Food Plot Planting Instructions

Email us at with any additional questions.

Step 1

Fertilize and lime as needed. You won't believe the difference fertilizing and liming will make in both the attraction and production of your food plot. If the pH is lower than 5.8 (which it probably is if pines grow in the area) lime will greatly help. You can fertilize almost anything and make it more attractive to deer, but if you fertilize a desirable food plot, the difference can be astounding.

Step 2

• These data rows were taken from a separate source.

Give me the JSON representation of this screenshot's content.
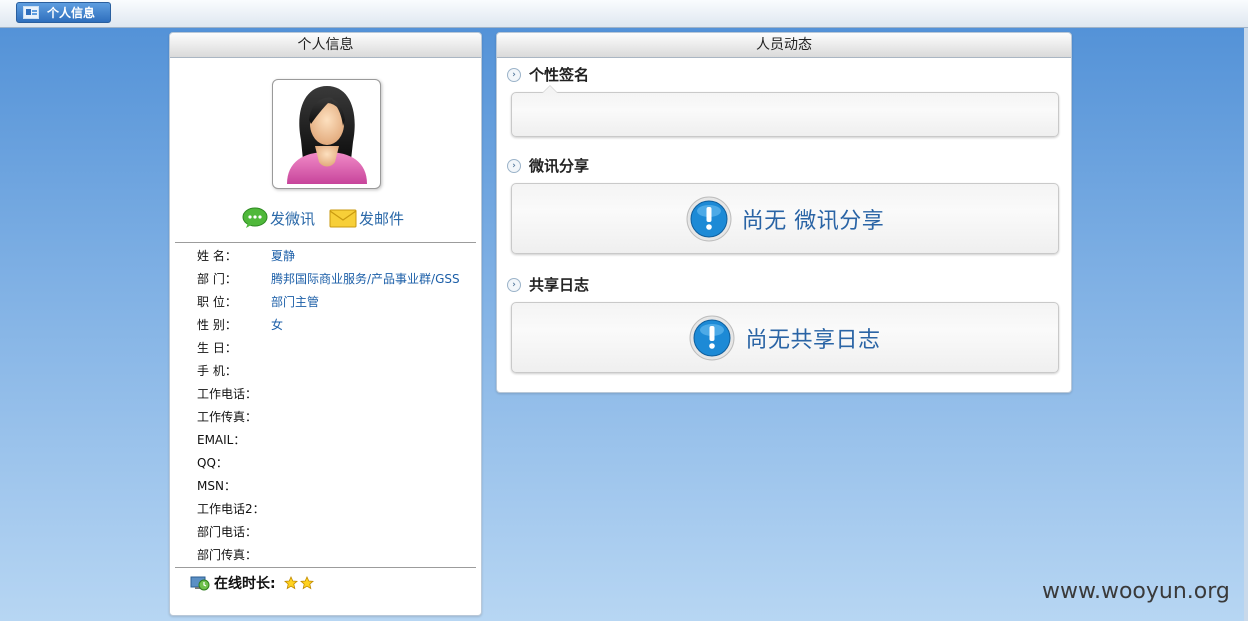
{
  "window": {
    "tab_label": "个人信息"
  },
  "left_panel": {
    "title": "个人信息",
    "actions": {
      "send_message": "发微讯",
      "send_email": "发邮件"
    },
    "profile": [
      {
        "label": "姓 名：",
        "value": "夏静"
      },
      {
        "label": "部 门：",
        "value": "腾邦国际商业服务/产品事业群/GSS"
      },
      {
        "label": "职 位：",
        "value": "部门主管"
      },
      {
        "label": "性 别：",
        "value": "女"
      },
      {
        "label": "生 日：",
        "value": ""
      },
      {
        "label": "手 机：",
        "value": ""
      },
      {
        "label": "工作电话：",
        "value": ""
      },
      {
        "label": "工作传真：",
        "value": ""
      },
      {
        "label": "EMAIL：",
        "value": ""
      },
      {
        "label": "QQ：",
        "value": ""
      },
      {
        "label": "MSN：",
        "value": ""
      },
      {
        "label": "工作电话2：",
        "value": ""
      },
      {
        "label": "部门电话：",
        "value": ""
      },
      {
        "label": "部门传真：",
        "value": ""
      }
    ],
    "online_label": "在线时长:",
    "online_stars": 2
  },
  "right_panel": {
    "title": "人员动态",
    "signature": {
      "title": "个性签名",
      "text": ""
    },
    "weixun": {
      "title": "微讯分享",
      "empty_text": "尚无 微讯分享"
    },
    "journal": {
      "title": "共享日志",
      "empty_text": "尚无共享日志"
    }
  },
  "watermark": "www.wooyun.org",
  "colors": {
    "accent": "#2f6fbd",
    "link": "#1c5fa8",
    "notice_text": "#2a64a5"
  }
}
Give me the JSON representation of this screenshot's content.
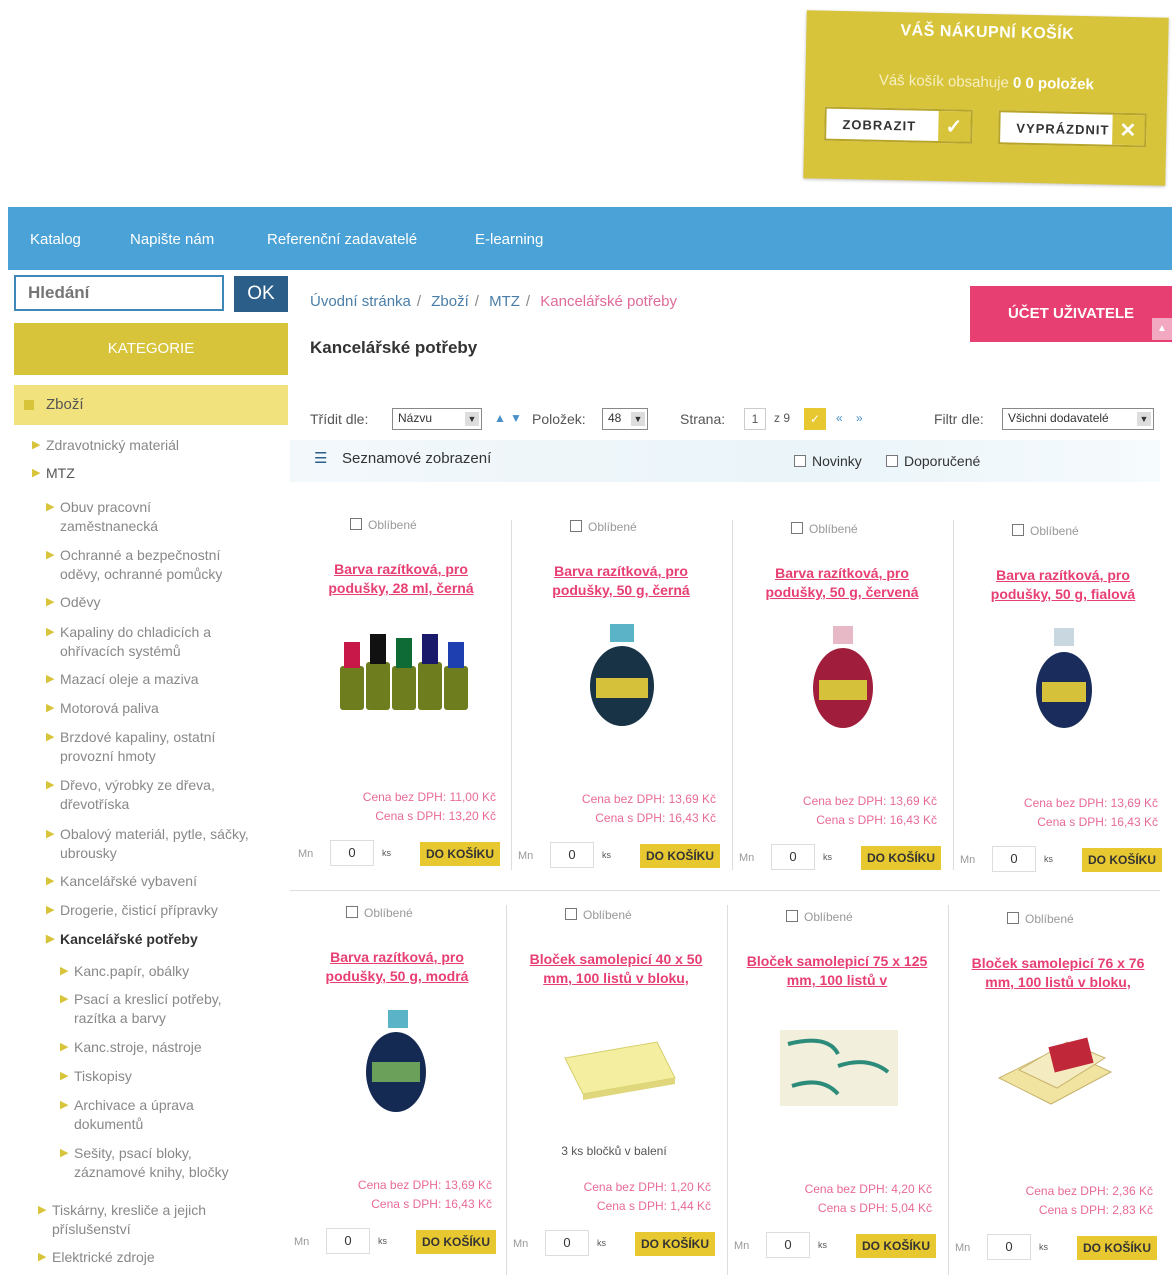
{
  "cart": {
    "title": "VÁŠ NÁKUPNÍ KOŠÍK",
    "info_prefix": "Váš košík obsahuje",
    "info_count": "0 0 položek",
    "show_label": "ZOBRAZIT",
    "empty_label": "VYPRÁZDNIT"
  },
  "nav": [
    "Katalog",
    "Napište nám",
    "Referenční zadavatelé",
    "E-learning"
  ],
  "search": {
    "placeholder": "Hledání",
    "ok": "OK"
  },
  "sidebar": {
    "kategorie": "KATEGORIE",
    "root": "Zboží",
    "items": [
      "Zdravotnický materiál",
      "MTZ",
      "Obuv pracovní zaměstnanecká",
      "Ochranné a bezpečnostní oděvy, ochranné pomůcky",
      "Oděvy",
      "Kapaliny do chladicích a ohřívacích systémů",
      "Mazací oleje a maziva",
      "Motorová paliva",
      "Brzdové kapaliny, ostatní provozní hmoty",
      "Dřevo, výrobky ze dřeva, dřevotříska",
      "Obalový materiál, pytle, sáčky, ubrousky",
      "Kancelářské vybavení",
      "Drogerie, čisticí přípravky",
      "Kancelářské potřeby",
      "Kanc.papír, obálky",
      "Psací a kreslicí potřeby, razítka a barvy",
      "Kanc.stroje, nástroje",
      "Tiskopisy",
      "Archivace a úprava dokumentů",
      "Sešity, psací bloky, záznamové knihy, bločky",
      "Tiskárny, kresliče a jejich příslušenství",
      "Elektrické zdroje"
    ]
  },
  "breadcrumb": [
    "Úvodní stránka",
    "Zboží",
    "MTZ",
    "Kancelářské potřeby"
  ],
  "page_title": "Kancelářské potřeby",
  "account": "ÚČET UŽIVATELE",
  "toolbar": {
    "sort_label": "Třídit dle:",
    "sort_value": "Názvu",
    "items_label": "Položek:",
    "items_value": "48",
    "page_label": "Strana:",
    "page_current": "1",
    "page_of": "z 9",
    "filter_label": "Filtr dle:",
    "filter_value": "Všichni dodavatelé"
  },
  "list_view": "Seznamové zobrazení",
  "flags": {
    "new": "Novinky",
    "recommended": "Doporučené"
  },
  "product_common": {
    "favorite": "Oblíbené",
    "price_excl": "Cena bez DPH:",
    "price_incl": "Cena s DPH:",
    "qty_label": "Mn",
    "qty_value": "0",
    "unit": "ks",
    "add": "DO KOŠÍKU"
  },
  "products": [
    {
      "name": "Barva razítková, pro podušky, 28 ml, černá",
      "excl": "11,00 Kč",
      "incl": "13,20 Kč",
      "note": ""
    },
    {
      "name": "Barva razítková, pro podušky, 50 g, černá",
      "excl": "13,69 Kč",
      "incl": "16,43 Kč",
      "note": ""
    },
    {
      "name": "Barva razítková, pro podušky, 50 g, červená",
      "excl": "13,69 Kč",
      "incl": "16,43 Kč",
      "note": ""
    },
    {
      "name": "Barva razítková, pro podušky, 50 g, fialová",
      "excl": "13,69 Kč",
      "incl": "16,43 Kč",
      "note": ""
    },
    {
      "name": "Barva razítková, pro podušky, 50 g, modrá",
      "excl": "13,69 Kč",
      "incl": "16,43 Kč",
      "note": ""
    },
    {
      "name": "Bloček samolepicí 40 x 50 mm, 100 listů v bloku,",
      "excl": "1,20 Kč",
      "incl": "1,44 Kč",
      "note": "3 ks bločků v balení"
    },
    {
      "name": "Bloček samolepicí 75 x 125 mm, 100 listů v",
      "excl": "4,20 Kč",
      "incl": "5,04 Kč",
      "note": ""
    },
    {
      "name": "Bloček samolepicí 76 x 76 mm, 100 listů v bloku,",
      "excl": "2,36 Kč",
      "incl": "2,83 Kč",
      "note": ""
    }
  ],
  "colors": {
    "accent": "#d8c43a",
    "nav": "#4aa2d6",
    "pink": "#e83f73",
    "button": "#e8c830"
  }
}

Control competing weeds and grass. Weeds greatly reduce yield, utilization and the life expectancy of perennial plots. Thorough disking before planting and/or the use of roundup or glyphosate will do wonders. One application will kill most weeds and grasses. Make a full coverage application being sure to thoroughly wet plant surfaces. For areas where renovation and reseeding is desired, make a thorough coverage. Treated area should begin to turn brown within 7 days, than reseed as desired.

Step 3

Prepare your seedbed well, making sure it is thoroughly disked, clean, and level. The quality of your food plot will reflect the quality of your farming effort. Think of the seedbed as the foundation on which you're building your food plot "house".

Step 4

Choose the right seeds for you soils, climate and purpose. Decide what you want your plot to accomplish and pick just the right thing for your job. Your food plot will be no better than what you put in the ground.

Step 5

Time your planting for optimum success. You need to plant when the temperature and moisture are right for your crop. Planting too late or too early can cost production and maybe even the crop.

Step 6

Plant at the right depth. Big seeds like cereal grains can be planted an inch or more deep. Small seeds like clovers and chicory, can't push through much soil and must be planted a half an inch deep or less.

Step 7

Plant sufficient acreage for the deer you are feeding. If getting nutrition to the deer is the goal, you've got to have good production and plenty of acreage. If your plot is mowed down to the ground and looks like a golf course you probably don't have enough acreage in plots. You need visible standing crop to feed deer. Generally that will take about 1 acre of plot for every 3 deer feeding on it.